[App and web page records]
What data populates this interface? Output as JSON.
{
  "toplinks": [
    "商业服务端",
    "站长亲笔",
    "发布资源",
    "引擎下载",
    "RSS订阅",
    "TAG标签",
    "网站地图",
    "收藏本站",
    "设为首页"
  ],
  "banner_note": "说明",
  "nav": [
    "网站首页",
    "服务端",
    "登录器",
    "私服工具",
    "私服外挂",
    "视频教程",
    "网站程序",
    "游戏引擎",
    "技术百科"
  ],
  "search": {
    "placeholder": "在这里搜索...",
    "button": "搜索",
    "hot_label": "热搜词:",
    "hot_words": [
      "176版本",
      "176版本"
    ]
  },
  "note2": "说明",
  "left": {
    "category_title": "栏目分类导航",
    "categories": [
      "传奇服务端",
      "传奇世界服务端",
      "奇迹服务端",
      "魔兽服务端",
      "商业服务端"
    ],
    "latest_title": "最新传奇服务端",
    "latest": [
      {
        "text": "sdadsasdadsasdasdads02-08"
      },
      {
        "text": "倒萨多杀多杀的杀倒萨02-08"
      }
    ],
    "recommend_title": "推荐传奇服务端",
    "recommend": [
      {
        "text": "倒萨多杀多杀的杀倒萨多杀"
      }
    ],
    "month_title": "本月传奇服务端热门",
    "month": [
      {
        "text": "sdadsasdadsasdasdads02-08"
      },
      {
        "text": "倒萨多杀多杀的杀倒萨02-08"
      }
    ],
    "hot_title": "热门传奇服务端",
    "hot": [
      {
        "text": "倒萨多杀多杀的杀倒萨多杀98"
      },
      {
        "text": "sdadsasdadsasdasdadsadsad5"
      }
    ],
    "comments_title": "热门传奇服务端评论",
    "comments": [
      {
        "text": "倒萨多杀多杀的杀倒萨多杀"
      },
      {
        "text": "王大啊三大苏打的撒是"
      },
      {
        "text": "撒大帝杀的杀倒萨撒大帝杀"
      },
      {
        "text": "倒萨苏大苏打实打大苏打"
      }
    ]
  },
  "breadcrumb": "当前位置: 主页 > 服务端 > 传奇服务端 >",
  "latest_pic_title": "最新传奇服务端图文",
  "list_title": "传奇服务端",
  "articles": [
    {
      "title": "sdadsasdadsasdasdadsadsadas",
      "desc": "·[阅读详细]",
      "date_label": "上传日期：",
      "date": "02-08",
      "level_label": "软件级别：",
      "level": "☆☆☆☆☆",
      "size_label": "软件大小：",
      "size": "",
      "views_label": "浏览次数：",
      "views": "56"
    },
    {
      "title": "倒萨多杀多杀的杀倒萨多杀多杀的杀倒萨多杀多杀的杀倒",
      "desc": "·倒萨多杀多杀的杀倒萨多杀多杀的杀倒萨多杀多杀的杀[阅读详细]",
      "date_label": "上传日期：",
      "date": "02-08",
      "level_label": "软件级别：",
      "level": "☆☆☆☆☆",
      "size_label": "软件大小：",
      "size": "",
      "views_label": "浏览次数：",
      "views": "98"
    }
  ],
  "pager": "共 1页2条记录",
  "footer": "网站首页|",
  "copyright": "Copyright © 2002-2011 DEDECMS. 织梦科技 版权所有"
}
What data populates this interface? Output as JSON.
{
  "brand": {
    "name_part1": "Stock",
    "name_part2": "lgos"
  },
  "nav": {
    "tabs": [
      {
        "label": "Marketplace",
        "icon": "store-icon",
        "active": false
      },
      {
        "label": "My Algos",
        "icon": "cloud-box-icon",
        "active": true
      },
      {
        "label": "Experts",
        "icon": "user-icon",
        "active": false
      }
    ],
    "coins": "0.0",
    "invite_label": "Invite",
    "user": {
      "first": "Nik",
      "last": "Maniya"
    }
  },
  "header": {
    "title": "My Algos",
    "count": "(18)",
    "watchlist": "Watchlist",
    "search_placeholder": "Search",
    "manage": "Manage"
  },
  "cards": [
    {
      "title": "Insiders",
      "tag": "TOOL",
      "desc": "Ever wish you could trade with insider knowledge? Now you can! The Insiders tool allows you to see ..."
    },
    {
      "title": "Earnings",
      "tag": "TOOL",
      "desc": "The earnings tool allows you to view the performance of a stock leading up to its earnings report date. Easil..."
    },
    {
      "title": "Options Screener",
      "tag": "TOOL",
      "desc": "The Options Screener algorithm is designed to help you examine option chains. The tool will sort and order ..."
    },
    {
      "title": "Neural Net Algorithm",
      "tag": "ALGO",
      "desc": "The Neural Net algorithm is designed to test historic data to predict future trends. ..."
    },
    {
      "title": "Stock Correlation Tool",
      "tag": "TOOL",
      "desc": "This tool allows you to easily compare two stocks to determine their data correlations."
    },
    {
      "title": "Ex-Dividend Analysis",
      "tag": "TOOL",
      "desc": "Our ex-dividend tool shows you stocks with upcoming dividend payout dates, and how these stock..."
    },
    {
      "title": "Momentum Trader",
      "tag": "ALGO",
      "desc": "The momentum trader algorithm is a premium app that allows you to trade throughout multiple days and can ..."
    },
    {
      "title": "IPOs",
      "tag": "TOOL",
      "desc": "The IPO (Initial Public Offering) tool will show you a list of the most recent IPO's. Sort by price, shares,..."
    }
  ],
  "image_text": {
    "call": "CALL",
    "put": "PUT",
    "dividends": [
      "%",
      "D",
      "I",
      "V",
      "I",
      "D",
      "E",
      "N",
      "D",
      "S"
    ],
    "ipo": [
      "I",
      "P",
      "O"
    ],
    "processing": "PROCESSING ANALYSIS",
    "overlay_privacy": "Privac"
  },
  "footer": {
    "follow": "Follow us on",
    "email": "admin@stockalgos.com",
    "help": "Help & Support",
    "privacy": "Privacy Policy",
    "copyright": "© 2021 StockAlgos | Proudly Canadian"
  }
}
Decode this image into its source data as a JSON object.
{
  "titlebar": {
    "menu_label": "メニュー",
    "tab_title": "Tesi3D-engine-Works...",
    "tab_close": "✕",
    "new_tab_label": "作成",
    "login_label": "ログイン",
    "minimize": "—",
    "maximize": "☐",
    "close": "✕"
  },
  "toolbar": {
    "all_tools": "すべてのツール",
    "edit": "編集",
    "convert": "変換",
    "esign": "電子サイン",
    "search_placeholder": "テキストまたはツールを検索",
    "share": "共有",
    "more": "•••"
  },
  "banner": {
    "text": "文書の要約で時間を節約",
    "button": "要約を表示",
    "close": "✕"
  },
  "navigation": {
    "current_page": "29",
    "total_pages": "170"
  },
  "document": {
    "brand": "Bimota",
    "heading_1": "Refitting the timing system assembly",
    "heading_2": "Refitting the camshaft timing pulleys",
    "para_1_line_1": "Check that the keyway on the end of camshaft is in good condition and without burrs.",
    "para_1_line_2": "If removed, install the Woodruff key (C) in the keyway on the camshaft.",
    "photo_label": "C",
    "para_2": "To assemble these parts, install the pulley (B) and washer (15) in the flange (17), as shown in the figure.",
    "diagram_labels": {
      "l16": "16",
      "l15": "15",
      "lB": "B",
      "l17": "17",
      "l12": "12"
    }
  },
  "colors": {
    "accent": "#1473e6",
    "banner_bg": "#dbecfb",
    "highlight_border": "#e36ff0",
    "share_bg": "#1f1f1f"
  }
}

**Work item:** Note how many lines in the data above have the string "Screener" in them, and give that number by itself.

**Reply to the task:** 2